Today the Wash U. student paper, Student Life, has a lengthy editorial questioning both the merits of the ban and the quiet way in which administrators crafted the policy.
Our campus is supposedly based on principles of openness and transparency, and this is a ban likely to directly affect a significant portion of our population. Public health is an impossible initiative without public support, and the University made no aim to reach a public consensus before implementing its chosen policy.The editorial raises further concerns that the ban may be too "heavy handed" and that it will ostracize smokers. It also questions why the policy bans all tobaccos, including snuffs and chewing tobaccos that don't emit harmful second-hand smoke.

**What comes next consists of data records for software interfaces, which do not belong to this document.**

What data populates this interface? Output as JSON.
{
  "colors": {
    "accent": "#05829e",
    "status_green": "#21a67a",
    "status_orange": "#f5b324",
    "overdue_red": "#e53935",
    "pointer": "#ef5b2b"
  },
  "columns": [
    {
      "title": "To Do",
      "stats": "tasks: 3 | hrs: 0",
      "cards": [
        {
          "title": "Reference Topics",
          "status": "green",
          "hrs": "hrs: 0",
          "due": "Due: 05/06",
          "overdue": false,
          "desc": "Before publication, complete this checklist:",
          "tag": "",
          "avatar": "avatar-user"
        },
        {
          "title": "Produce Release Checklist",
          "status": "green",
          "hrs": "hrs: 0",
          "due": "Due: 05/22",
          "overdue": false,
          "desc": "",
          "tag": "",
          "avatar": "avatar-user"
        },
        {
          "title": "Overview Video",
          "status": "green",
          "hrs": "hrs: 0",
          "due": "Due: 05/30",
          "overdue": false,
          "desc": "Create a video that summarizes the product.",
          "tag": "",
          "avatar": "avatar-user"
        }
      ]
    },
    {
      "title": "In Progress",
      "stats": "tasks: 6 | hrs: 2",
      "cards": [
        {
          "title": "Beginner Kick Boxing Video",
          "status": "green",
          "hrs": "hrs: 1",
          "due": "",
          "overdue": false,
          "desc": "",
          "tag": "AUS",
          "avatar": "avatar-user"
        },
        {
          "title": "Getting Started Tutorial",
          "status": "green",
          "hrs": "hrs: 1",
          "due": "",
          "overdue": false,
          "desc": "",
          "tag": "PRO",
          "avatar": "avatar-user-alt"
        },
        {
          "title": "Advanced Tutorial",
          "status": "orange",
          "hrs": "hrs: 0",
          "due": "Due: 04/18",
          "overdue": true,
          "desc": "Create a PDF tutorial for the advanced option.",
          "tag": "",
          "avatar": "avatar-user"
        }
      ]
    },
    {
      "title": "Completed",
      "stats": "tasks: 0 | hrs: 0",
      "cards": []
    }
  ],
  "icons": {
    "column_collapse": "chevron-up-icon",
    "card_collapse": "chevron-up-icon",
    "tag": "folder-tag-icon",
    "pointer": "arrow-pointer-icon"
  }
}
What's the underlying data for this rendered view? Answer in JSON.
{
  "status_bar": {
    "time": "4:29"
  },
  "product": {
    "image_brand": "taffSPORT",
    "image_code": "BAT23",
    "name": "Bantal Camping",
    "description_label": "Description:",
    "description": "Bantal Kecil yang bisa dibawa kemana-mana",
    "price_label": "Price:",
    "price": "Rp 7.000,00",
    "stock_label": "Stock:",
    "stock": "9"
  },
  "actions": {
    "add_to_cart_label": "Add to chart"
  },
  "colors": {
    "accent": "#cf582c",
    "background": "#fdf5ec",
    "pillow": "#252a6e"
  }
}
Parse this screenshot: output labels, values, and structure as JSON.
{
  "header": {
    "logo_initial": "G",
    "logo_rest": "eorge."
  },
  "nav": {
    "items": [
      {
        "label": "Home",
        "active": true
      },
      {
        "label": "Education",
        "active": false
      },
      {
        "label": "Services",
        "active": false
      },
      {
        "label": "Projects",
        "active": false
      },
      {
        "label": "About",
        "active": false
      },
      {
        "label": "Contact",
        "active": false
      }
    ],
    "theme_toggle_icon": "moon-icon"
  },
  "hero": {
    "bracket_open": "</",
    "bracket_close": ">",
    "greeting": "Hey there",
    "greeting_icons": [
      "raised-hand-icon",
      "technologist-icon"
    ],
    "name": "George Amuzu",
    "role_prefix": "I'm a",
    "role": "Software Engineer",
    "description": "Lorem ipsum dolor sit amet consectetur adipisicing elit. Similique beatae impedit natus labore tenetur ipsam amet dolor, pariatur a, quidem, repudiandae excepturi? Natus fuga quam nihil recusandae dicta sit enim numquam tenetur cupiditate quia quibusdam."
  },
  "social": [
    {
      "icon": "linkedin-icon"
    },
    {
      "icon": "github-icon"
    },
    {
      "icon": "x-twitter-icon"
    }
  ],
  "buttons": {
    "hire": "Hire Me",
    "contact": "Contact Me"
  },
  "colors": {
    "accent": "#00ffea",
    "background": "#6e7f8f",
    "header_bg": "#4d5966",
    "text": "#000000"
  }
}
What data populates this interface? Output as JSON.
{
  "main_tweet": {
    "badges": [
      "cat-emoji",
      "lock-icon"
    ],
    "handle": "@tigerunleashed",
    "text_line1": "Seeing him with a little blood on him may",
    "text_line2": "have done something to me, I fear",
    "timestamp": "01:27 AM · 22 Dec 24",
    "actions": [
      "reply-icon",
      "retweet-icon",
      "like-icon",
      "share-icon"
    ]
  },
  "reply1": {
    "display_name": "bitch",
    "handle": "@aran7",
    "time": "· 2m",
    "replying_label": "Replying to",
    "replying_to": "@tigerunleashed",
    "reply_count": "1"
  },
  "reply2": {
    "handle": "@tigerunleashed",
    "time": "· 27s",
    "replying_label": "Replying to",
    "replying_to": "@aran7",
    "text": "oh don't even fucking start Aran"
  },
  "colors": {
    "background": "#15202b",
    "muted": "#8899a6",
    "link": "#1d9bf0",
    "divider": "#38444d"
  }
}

If it is the aim of the administration to reduce the number of tobacco users on campus or create greater awareness among the student population, such aims would certainly have been better served by an extensive debate within the community. By allowing the student body a say in discussions on tobacco policy, the administration could have created a policy more in line with the views of those it seeks to aid.